And KGB documents from the Mitrokhin archive, brought to the West in 1992 by KGB defector Vasili Mitrokhin, describe a March 5, 1980, meeting Sen. John Tunney, D-Calif., Kennedy’s longtime friend, had on the senator’s behalf with the KGB in Moscow.

Kennedy had Tunney praise Soviet leader Leonid Brezhnev’s “peace-loving ideas” and commitment to détente in the wake of the December 1979 Soviet invasion of Afghanistan. At the same time, he sought to negatively portray the Carter administration as distorting Brezhnev’s ideas.

The senator was challenging Carter for the Democratic presidential nomination at the same time he was working with the Soviets behind the scenes to subvert his opponent.

Tunney also served as an intermediary with the Soviets in 1983 when Kennedy sought to offer his assistance to then-Soviet leader Yuri Andropov, who previously had served as head of the KGB, to help undermine Ronald Reagan.

According to a KGB document written by Andropov’s successor as head of the KGB, Viktor Chebrikov, Kennedy sought Soviet assistance in building opposition to Reagan’s policies. Kennedy hoped to have Andropov manipulate the American media to sway the American people to the Soviets’ side.
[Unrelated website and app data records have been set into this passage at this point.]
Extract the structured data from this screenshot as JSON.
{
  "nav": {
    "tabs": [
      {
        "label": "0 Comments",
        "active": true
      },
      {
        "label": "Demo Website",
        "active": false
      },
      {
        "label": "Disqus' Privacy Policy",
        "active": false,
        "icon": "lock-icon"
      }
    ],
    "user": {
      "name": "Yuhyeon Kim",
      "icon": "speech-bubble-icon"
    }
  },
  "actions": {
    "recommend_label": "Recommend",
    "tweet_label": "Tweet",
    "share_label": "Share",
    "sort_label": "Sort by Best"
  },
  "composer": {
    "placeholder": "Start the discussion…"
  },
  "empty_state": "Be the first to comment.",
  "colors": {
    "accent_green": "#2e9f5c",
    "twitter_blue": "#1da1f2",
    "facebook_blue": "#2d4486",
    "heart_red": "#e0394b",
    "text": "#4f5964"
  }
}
The document specifically suggests that Kennedy wanted to have the board of directors at ABC, Barbara Walters or Walter Cronkite come to Moscow to interview the Soviet leader to show how the Reagan administration had distorted the Soviet position in the arms race.

“All … of these things should be looked into by people who have more access to the Kennedys or who knew Ted Kennedy,” Kengor said. “They all should at least be investigated … but they are afraid to investigate it because they are afraid to find the truth that they don’t like.”

No one could be reached who would provide a comment from the Kennedy family.


  • Text smaller
  • Text bigger
Note: Read our discussion guidelines before commenting.